Aug. 22, 2002
For 27 years, Herndon residents in search of fajitas, tacos and the occasional margarita have turned to the Tortilla Factory. But what many locals might not know is that for 15 of those years, music fans from around the region have flocked to the same restaurant in search of some of the nation's finest folk music talent.
On Aug. 27, the 17-year-old Folk Club of Reston-Herndon will celebrate its 15th year at the Tortilla Factory restaurant in Herndon. The non-profit member organization is dedicated to the advancement of acoustic music and the preservation of folk traditions. Founded in 1985 by Rose Haskell, the group attempts to duplicate the intimate folk club format found in English pubs.
Folk club members are quick to thank the Tortilla Factory's two owners, Chuck Curcio and Ron Fox. "The loyalty and dedication they have shown us is to be commended," said Ray Kaminsky, president of the club.
"Even though the Tortilla Factory could sell this room twice over on a Tuesday night, they still let us in," said Ellen Kaminsky, Ray's wife and vice chair of the Herndon Cultural Arts Center Advisory Committee. "They are just amazing generous supporters of the arts."
<b>FOR HIS PART</b>, Curcio acknowledges that his restaurant would probably make a little more money if they had not loaned out the room each Tuesday night for the last 15 years, but he says he wouldn't have it any other way. Fifteen years ago, the restaurant had just added the backroom and they were not using it on Monday and Tuesday nights, Fox said. "Unlike a lot of national chains, we aren't solely concerned with the bottom-line," the owner said. "And unlike a lot of restaurants, we have the luxury of flexibility. It's easy to separate our space from the rest of the restaurant."
Dave Hurd, one of the club's founding members, remembers the days when the club didn't have a place to call home. Originally, the group met at a now-defunct Reston restaurant, the Acorn. The folk club bounced around two more times in the Reston-area before landing in Herndon. Almost immediately, the club began to draw music-lovers from around the entire Northern Virginia region, Hurd said. "Had we continued to do the scoot around-thing, I don't think it would have done well, ultimately," he said. "Every time we moved one location to another, we would lose some participants. Now after all this time, people know who we are and just as importantly, they know where to find us."
The retired-music lover moved to Stephenson, Va., a small town near Winchester, three years ago. Hurd, however, keeps coming back to Herndon and to the Tortilla Factory on Tuesday nights. "I can't imagine not making the trip. Great music and tons of friends, what more could you ask for?"
<b>CURCIO, HIMSELF</b> a past president of the Council of the Arts in Herndon, has been part owner of the establishment since 1988. "It's a very special relationship. We have always considered ourselves a community-oriented restaurant. We feel we need to give back to the community that supports us so well," he said. "Besides they have always been real good customers. We are like a family. It's a definite mutual relationship."

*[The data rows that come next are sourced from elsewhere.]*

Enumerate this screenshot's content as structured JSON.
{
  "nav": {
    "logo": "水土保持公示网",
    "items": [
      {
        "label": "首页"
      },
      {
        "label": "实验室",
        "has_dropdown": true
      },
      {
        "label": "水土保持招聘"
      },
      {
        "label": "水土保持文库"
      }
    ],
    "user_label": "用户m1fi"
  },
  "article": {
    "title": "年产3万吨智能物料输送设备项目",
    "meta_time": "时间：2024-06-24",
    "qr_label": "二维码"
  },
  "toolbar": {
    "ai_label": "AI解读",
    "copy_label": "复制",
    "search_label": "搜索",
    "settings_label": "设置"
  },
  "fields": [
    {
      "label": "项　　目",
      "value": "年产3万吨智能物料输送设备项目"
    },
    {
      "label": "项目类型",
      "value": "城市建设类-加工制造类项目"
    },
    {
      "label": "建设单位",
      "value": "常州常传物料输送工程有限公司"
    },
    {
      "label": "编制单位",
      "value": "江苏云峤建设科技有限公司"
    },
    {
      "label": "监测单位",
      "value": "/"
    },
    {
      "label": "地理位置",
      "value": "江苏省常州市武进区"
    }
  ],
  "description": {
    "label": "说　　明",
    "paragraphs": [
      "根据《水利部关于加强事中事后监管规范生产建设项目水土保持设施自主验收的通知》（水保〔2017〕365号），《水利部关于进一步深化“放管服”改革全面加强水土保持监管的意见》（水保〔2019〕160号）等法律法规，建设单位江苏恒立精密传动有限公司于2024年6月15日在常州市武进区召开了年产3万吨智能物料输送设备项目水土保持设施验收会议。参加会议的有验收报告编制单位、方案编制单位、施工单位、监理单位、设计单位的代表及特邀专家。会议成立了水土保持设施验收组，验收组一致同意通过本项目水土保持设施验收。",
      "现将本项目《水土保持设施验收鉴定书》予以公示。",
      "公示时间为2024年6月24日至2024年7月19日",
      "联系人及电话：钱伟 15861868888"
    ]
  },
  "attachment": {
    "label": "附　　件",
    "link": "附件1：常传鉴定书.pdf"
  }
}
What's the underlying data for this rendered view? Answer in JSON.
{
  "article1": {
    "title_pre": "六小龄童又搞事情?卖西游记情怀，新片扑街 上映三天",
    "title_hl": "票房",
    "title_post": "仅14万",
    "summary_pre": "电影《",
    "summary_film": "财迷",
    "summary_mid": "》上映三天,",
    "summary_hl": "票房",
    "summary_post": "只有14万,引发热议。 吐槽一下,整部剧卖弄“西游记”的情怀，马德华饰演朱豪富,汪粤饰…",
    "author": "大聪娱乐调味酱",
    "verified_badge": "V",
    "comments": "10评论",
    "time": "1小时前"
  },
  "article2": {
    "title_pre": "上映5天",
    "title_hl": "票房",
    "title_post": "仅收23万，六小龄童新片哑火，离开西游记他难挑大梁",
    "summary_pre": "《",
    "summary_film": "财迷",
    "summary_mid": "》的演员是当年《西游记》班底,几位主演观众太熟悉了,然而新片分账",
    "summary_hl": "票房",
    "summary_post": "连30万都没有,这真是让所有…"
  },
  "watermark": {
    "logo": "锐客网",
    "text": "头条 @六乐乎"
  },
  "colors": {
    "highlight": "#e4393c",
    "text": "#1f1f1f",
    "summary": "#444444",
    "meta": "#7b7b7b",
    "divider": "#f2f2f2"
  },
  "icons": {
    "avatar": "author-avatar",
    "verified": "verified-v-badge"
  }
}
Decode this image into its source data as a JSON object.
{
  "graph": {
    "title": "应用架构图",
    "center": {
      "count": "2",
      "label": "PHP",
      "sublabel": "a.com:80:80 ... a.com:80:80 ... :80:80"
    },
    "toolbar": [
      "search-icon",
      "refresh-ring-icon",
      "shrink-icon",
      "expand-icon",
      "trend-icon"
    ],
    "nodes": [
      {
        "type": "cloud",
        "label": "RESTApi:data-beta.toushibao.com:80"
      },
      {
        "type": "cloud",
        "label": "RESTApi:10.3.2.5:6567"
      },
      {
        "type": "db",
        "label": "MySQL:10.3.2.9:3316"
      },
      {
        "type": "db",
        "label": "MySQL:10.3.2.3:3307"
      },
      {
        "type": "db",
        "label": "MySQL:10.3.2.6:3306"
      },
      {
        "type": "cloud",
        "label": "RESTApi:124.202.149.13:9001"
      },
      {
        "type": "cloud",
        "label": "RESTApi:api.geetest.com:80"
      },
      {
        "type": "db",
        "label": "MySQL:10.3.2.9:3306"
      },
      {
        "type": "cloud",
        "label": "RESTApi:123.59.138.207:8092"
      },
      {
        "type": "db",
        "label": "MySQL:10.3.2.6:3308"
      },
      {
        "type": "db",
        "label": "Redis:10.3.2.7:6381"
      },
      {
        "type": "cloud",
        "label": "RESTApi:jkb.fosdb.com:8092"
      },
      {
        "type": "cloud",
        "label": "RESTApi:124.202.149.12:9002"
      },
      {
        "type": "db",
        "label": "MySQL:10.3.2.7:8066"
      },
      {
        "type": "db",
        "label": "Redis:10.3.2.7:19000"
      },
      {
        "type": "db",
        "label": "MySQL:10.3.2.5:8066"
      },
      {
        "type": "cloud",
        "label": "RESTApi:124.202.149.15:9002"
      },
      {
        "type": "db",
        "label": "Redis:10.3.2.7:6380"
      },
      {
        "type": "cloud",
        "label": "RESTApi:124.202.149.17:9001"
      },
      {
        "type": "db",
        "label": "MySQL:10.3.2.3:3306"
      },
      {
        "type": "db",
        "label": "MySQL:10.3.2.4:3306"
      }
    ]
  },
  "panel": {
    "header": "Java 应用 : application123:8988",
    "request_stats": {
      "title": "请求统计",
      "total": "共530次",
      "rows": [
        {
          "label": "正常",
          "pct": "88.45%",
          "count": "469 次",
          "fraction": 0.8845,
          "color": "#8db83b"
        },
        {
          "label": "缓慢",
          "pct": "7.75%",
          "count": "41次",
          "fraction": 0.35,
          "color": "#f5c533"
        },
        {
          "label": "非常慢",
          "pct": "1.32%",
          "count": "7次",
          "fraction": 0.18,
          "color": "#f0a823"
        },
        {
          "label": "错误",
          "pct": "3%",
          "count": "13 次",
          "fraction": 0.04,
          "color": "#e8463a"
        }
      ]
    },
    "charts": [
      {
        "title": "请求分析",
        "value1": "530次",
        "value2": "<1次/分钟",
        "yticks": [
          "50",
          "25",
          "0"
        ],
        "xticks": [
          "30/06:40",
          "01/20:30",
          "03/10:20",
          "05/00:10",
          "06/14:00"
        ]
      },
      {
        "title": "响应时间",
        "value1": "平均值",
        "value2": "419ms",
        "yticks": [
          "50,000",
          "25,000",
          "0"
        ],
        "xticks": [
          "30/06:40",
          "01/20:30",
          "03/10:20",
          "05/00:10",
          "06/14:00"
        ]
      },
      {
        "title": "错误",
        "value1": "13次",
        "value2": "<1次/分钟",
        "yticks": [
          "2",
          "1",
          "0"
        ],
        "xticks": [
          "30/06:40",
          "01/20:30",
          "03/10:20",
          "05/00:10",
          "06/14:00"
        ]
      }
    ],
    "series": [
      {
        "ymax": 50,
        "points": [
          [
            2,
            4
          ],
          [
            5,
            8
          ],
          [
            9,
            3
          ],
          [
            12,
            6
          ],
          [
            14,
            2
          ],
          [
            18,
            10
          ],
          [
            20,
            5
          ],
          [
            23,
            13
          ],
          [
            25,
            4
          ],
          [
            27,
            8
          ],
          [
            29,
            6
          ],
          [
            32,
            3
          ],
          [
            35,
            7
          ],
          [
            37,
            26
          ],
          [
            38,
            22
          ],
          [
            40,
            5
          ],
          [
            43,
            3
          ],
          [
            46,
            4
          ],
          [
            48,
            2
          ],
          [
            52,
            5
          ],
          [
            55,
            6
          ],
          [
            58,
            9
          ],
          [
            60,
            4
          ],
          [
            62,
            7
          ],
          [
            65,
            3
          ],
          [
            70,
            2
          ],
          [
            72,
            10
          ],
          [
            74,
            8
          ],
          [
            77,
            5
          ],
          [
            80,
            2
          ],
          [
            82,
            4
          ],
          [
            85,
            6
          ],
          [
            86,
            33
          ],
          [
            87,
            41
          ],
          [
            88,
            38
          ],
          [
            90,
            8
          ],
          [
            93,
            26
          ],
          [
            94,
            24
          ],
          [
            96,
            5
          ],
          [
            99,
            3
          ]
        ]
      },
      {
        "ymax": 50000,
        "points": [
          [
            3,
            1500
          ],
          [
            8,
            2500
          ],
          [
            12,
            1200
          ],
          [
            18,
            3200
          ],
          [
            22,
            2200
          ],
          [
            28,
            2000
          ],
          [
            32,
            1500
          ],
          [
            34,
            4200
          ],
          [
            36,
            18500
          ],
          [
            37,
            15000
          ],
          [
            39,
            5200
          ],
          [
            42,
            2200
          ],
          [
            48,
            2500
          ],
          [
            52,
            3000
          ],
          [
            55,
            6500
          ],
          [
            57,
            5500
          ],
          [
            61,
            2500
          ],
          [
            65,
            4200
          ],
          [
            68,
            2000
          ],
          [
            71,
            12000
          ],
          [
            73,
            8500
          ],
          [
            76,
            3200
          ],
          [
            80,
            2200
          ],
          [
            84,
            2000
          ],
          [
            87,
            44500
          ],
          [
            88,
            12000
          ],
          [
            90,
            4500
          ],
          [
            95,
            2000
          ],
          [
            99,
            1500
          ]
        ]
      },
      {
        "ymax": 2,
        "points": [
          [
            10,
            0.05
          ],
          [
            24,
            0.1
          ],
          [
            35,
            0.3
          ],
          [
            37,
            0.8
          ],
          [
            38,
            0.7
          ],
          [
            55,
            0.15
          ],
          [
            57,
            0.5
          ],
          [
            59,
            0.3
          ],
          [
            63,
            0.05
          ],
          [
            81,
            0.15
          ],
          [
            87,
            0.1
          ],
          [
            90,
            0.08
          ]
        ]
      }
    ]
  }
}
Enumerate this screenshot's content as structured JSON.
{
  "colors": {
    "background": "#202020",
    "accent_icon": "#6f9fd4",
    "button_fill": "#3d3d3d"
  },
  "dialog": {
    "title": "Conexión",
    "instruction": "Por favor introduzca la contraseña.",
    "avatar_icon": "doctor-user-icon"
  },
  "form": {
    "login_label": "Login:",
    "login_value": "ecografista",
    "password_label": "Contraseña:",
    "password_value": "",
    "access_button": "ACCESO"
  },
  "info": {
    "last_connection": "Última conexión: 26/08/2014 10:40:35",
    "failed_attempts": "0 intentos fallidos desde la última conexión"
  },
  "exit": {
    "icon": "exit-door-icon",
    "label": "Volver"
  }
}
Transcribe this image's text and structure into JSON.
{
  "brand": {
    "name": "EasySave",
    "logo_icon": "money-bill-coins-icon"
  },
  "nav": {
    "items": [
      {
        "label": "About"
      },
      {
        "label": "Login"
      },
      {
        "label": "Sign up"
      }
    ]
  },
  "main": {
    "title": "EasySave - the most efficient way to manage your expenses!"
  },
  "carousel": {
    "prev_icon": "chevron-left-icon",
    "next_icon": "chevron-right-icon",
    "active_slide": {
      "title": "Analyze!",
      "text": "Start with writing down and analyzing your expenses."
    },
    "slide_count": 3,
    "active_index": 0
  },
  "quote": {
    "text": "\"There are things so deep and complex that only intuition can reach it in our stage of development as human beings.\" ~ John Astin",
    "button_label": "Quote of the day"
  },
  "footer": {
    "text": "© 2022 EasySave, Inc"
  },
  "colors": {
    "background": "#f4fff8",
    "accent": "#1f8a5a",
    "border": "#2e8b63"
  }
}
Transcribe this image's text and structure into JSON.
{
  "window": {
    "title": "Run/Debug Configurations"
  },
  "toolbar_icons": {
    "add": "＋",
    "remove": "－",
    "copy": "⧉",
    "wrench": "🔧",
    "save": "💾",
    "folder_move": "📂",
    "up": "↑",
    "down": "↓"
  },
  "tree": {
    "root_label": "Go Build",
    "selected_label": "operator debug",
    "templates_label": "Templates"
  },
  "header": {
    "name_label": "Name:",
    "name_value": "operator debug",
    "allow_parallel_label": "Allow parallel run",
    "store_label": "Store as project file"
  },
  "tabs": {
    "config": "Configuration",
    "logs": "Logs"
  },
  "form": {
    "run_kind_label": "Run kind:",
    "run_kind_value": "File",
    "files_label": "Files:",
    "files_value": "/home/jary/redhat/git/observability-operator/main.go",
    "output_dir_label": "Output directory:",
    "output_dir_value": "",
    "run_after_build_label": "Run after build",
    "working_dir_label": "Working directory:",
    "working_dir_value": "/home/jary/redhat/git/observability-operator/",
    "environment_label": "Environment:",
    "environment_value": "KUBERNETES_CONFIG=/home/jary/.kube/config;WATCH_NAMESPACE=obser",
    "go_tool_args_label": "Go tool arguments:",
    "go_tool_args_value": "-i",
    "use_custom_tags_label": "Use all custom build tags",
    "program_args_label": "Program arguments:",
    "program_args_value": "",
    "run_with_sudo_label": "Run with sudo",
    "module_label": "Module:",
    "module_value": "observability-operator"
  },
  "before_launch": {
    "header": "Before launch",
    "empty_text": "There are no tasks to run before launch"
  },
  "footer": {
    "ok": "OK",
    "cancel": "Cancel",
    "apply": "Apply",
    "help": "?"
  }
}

"One of the nicest features of the Club is that it's been there for so many years, that members have watched each other's children grow up in the room. Many of these children are carrying on the music traditions learned at the club," said Kaminsky, whose own son was a regular patron while he was growing up in Herndon.
Bill Farrar, a Herndon landscaper and longtime friend of Ron Fox, is a member of this extended family. Farrar had been coming to his friend's restaurant for years before he ever heard of the Folk Club. One day, about three and a half years ago, Fox convinced Farrar to check out the backroom one random Tuesday night. "I remember him looking at me and saying, 'you are not going to sit here and eat alone — you are going to folk club.'"
Ever since, Farrar has been a fixture at the Tuesday night sing-alongs. Farrar, the wisecracking Herndon-native, met his current girlfriend one Tuesday night. "I love the music," he said. "There are all types and kinds, even a touch of rap."
"It's great because we get a lot of kids and young artists for our open mic nights," agreed Ellen Kaminsky, sipping a light beer before last Tuesday's performance. "It can be very cutting edge, very avant-garde or new-age guitarists. Sometimes we get people who are just learning their chords but they have great voices."
Once the show starts and the lights go down, it is all about the music. "It's a respectful audience. We are here to listen and the artists are always embraced," Kaminsky said. "There's no booing and no heckling, at least for the first-timers. This is a true 'listening' club."
While her husband is a frequent acoustical performer on the Tortilla stage, Ellen Kaminsky occasionally moonlights as the emcee for many of Tuesday shows. "It is a warm friendly and safe environment," she said. "It's definitely not some pick-up joint. It's just a great place to come, have a beer at the end of a long day, and listen to some fabulous music with a charming little family of friends."